=== Provided records ===

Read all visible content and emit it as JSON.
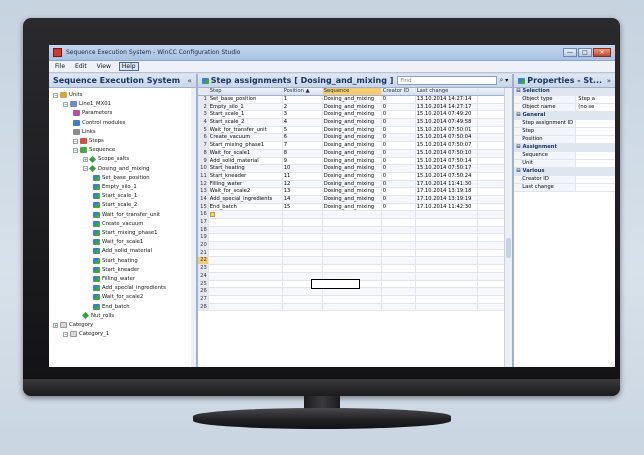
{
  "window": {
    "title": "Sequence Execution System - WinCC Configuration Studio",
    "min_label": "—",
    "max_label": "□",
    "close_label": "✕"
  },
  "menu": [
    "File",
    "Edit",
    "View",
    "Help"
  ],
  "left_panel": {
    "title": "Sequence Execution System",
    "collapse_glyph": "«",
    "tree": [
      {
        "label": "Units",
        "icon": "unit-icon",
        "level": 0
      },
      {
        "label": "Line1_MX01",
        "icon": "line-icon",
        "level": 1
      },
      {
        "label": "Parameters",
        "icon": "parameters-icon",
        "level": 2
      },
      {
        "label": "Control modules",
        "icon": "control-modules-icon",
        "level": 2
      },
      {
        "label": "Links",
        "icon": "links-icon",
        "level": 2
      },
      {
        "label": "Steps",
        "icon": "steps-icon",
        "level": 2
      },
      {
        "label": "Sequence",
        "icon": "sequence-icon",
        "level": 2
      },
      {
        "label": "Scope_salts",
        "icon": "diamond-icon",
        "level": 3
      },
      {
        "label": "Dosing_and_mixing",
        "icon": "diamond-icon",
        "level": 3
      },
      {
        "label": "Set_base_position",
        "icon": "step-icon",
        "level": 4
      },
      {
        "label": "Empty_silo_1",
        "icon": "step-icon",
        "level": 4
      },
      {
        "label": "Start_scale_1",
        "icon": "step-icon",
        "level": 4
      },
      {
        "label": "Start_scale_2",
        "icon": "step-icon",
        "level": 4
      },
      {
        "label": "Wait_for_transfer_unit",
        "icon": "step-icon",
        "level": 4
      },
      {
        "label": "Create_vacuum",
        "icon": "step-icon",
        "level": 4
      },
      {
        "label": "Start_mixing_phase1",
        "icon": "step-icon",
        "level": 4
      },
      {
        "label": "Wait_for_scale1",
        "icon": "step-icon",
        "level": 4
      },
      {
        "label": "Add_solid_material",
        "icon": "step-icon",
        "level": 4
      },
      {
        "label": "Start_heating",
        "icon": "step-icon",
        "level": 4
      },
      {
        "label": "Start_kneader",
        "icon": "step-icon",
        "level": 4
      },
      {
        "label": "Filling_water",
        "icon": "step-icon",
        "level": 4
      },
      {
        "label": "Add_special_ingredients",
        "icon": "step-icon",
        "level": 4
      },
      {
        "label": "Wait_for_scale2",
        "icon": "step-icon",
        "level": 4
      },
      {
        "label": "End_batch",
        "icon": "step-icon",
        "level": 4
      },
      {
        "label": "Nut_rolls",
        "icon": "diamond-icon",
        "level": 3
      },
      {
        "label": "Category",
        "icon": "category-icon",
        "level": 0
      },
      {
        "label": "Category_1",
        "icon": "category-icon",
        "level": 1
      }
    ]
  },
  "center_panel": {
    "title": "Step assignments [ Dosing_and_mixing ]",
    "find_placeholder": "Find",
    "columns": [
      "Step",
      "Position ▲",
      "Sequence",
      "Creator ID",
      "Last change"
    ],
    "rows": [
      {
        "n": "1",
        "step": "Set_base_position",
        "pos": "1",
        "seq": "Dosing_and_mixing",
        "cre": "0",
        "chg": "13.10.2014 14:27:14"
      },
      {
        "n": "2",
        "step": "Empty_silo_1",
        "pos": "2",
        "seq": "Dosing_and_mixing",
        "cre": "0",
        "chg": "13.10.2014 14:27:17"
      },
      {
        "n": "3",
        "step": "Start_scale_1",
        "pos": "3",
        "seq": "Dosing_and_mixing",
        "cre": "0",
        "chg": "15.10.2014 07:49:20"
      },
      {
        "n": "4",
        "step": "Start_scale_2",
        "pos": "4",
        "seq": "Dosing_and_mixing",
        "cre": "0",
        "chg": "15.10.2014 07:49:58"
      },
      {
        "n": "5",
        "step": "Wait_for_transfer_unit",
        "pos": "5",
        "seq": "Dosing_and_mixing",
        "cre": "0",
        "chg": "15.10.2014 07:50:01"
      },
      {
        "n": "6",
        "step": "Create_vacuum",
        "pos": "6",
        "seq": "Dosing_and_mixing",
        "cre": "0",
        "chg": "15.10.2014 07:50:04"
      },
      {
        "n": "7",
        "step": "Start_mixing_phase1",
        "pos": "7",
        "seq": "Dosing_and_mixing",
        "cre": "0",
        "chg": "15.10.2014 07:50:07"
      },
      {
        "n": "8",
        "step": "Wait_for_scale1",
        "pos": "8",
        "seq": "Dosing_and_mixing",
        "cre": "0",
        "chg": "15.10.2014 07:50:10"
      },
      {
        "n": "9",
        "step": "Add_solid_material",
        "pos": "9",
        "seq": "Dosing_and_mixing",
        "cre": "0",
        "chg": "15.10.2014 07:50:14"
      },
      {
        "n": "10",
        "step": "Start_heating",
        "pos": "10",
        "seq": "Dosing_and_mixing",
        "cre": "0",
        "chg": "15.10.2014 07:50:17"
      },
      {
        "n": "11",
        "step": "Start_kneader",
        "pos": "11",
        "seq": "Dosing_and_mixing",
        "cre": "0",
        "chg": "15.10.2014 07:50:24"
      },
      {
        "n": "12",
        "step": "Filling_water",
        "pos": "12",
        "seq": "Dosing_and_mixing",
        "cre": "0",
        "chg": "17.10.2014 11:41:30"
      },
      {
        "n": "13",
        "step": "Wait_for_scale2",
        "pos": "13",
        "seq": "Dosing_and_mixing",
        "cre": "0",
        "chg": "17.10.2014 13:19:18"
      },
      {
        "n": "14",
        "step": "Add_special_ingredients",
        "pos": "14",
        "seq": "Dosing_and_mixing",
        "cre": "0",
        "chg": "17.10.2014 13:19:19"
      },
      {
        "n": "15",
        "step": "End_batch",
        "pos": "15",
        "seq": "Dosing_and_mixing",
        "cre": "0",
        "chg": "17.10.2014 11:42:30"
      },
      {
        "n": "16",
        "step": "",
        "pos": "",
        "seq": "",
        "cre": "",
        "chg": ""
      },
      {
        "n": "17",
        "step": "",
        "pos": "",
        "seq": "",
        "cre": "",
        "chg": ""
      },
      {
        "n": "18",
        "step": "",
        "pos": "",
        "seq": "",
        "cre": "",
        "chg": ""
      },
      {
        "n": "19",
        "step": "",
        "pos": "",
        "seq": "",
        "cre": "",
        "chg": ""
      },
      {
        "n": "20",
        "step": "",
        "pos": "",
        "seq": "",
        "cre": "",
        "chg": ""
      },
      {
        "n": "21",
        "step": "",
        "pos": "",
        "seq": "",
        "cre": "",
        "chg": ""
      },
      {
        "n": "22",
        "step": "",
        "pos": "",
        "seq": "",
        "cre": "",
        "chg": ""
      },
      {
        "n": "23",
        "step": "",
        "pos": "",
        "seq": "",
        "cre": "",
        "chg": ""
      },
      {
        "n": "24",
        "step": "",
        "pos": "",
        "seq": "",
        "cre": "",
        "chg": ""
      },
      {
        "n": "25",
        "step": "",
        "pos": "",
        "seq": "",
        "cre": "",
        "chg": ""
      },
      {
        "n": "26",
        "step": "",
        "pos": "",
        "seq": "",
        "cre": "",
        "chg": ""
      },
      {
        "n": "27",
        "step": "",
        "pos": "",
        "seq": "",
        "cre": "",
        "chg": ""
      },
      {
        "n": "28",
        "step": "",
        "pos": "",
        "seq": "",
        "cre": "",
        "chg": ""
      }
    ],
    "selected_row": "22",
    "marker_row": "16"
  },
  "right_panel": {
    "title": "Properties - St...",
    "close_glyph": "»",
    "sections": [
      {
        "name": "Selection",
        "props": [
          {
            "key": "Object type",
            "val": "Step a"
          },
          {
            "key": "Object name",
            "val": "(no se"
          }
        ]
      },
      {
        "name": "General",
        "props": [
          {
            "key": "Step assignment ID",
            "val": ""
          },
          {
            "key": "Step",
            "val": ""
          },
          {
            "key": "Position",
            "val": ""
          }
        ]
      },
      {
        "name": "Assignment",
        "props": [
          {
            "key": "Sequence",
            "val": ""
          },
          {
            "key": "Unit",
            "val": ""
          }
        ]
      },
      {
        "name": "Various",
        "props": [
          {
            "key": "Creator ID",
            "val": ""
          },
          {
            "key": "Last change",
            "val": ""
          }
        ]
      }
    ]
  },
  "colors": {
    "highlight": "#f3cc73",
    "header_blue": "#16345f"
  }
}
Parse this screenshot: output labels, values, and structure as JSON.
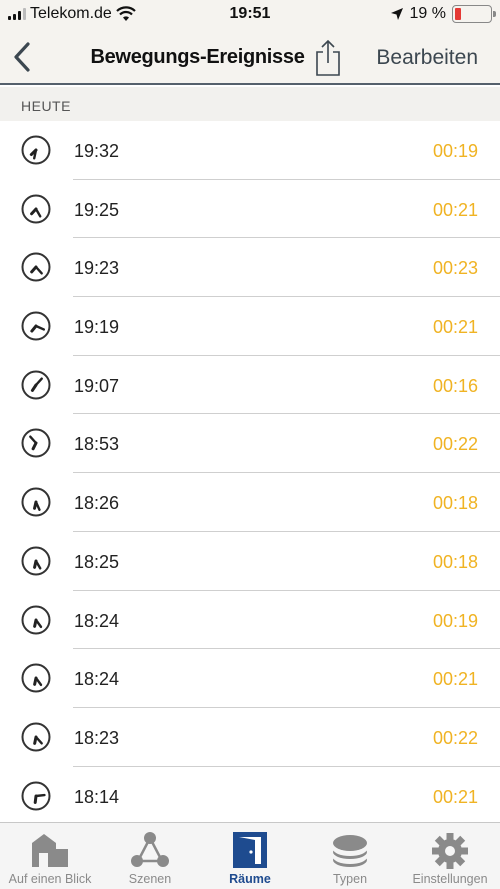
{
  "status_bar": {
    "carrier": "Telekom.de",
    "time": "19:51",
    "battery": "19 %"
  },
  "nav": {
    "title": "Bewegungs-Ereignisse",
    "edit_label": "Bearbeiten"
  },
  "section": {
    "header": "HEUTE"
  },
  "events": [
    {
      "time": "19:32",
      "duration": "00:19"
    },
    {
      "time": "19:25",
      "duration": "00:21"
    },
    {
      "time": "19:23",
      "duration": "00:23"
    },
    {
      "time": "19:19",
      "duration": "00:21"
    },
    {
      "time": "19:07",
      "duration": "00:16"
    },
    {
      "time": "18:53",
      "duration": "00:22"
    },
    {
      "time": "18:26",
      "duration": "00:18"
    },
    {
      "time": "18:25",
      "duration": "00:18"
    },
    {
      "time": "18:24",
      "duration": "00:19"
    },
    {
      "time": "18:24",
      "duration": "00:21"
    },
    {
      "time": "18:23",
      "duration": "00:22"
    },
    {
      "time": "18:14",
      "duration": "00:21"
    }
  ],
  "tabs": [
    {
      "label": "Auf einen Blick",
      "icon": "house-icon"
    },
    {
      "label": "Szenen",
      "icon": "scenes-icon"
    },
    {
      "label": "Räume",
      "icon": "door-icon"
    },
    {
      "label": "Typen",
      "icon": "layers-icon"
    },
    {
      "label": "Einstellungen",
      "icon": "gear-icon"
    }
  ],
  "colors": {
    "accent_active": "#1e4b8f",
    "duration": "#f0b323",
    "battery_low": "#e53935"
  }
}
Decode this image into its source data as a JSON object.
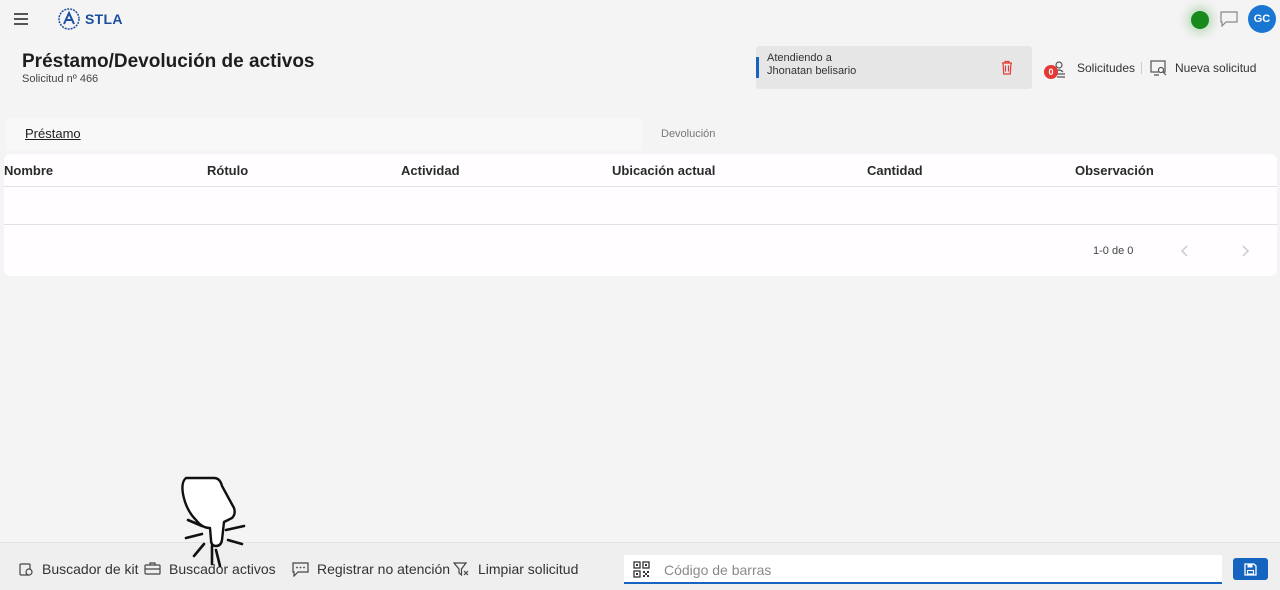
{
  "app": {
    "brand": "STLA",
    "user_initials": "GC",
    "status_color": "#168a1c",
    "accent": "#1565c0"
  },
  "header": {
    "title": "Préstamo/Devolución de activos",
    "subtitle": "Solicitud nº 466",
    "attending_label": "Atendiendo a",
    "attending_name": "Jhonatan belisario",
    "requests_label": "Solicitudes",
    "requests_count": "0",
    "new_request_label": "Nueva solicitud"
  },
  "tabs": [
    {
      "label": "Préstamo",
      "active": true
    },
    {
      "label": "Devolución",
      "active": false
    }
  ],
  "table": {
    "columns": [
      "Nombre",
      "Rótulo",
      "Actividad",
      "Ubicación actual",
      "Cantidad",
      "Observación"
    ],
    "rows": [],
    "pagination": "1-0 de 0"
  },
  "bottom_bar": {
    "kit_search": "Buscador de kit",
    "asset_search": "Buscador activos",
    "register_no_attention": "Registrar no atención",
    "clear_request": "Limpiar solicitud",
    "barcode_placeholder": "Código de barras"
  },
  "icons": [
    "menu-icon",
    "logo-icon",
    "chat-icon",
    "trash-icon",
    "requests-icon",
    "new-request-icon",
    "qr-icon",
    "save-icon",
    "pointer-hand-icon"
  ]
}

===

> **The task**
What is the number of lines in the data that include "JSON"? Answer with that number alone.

> **Solved exercise**
3